“The leader must aim high, see big, judge widely, thus setting himself apart from the ordinary people who debate in narrow confines.”

Charles de Gaulle


Customers and competitors do not exist in a vacuum - there is an entire industry around them.

We need to understand the dynamics of the industry - the full industry value chain and the broader context the industry exists in.

Companies rely increasingly on strategic partnerships with other companies - many of them exist in a wide ecosystem. There is indirect competition for profits up and down the value chain, with each part of the chain striving to create and capture the most value for themselves. We want to understand how value is shared and why - this will help us predict how it will change in future.

Traditional industry boundaries are breaking down in the face of digital technology - it is important to identify this - opportunity often exists at these edges.

Questions to answer

  • What is the industry value chain/ecosystem?
  • How did we make money in our industry in the past? How is this formula changing?
  • What is the structure, conduct and performance of our industry?
  • Who in the industry is making good profits? Why?
  • How are industry boundaries changing?
  • Is our industry attractive? What causes its performance? How are these forces changing - will the industry be more or less attractive in the future?
  • How are channels/route-to-market changing?
  • Which industry partners are critical for our future?

Example Framework: Porter’s Five Forces

Porter's Five Forces is a great place for us to start understanding our industry. It considers each of the forces that drive the profitability of our industry:

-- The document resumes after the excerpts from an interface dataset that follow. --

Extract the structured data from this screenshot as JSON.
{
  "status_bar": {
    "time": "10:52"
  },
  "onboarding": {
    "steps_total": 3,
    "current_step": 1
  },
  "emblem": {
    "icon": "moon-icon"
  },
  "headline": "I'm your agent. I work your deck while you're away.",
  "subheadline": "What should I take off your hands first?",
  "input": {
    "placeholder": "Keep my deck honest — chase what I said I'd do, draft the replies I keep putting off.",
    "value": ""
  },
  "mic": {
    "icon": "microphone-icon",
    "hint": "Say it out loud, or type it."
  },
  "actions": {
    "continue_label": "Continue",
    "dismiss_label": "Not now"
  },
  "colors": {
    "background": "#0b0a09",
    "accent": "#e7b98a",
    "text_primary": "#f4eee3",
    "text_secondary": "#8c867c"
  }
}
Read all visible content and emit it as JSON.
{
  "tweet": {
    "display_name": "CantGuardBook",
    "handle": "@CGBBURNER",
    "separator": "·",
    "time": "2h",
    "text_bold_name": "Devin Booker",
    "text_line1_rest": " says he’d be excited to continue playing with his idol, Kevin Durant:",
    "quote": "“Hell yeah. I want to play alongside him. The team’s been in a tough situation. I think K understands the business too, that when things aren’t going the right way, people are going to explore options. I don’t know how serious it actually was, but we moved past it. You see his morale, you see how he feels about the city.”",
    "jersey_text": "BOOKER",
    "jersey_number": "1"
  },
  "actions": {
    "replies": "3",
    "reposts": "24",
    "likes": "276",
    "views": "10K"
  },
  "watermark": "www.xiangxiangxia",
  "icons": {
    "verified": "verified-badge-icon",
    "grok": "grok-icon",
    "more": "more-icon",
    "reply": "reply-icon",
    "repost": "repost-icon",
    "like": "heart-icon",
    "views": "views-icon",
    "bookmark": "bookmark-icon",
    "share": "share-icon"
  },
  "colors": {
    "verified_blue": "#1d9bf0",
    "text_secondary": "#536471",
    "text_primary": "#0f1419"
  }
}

  • Barriers to Entry - for our industry to achieve returns above cost of capital, it must be hard for new entrants
  • Supplier Power - suppliers can suck all the profitability out of an industry if they have pricing power
  • Buyer Power - if buyers see our industry as a commodity, we cannot get a price premium
  • Competitive Intensity - intense price-based competition can destroy industry profits
  • Substitutes - economic substitutes for our competitions will cap our industry pricing and influence its size

In addition to the five traditional Porter forces, there are two more that we should consider:

  • Regulation - how does the regulatory environment affect industry profitability? Will a new compliance requirement raise barriers to entry and be good for long term profitability?
  • Complements - our customers combine our products and services with others to do a bigger “job” in their lives. If the complement added more value than us, we will be commoditised.

Once we have mapped out the forces for our industry, we can compare it with the industry profit pool - do superior returns on capital reflect our qualitative analysis? If not, what are we missing?

Make the industry picture more dynamic and valuable by asking about how each of the forces is changing in future - will it make the industry more or less attractive?

Additional Frameworks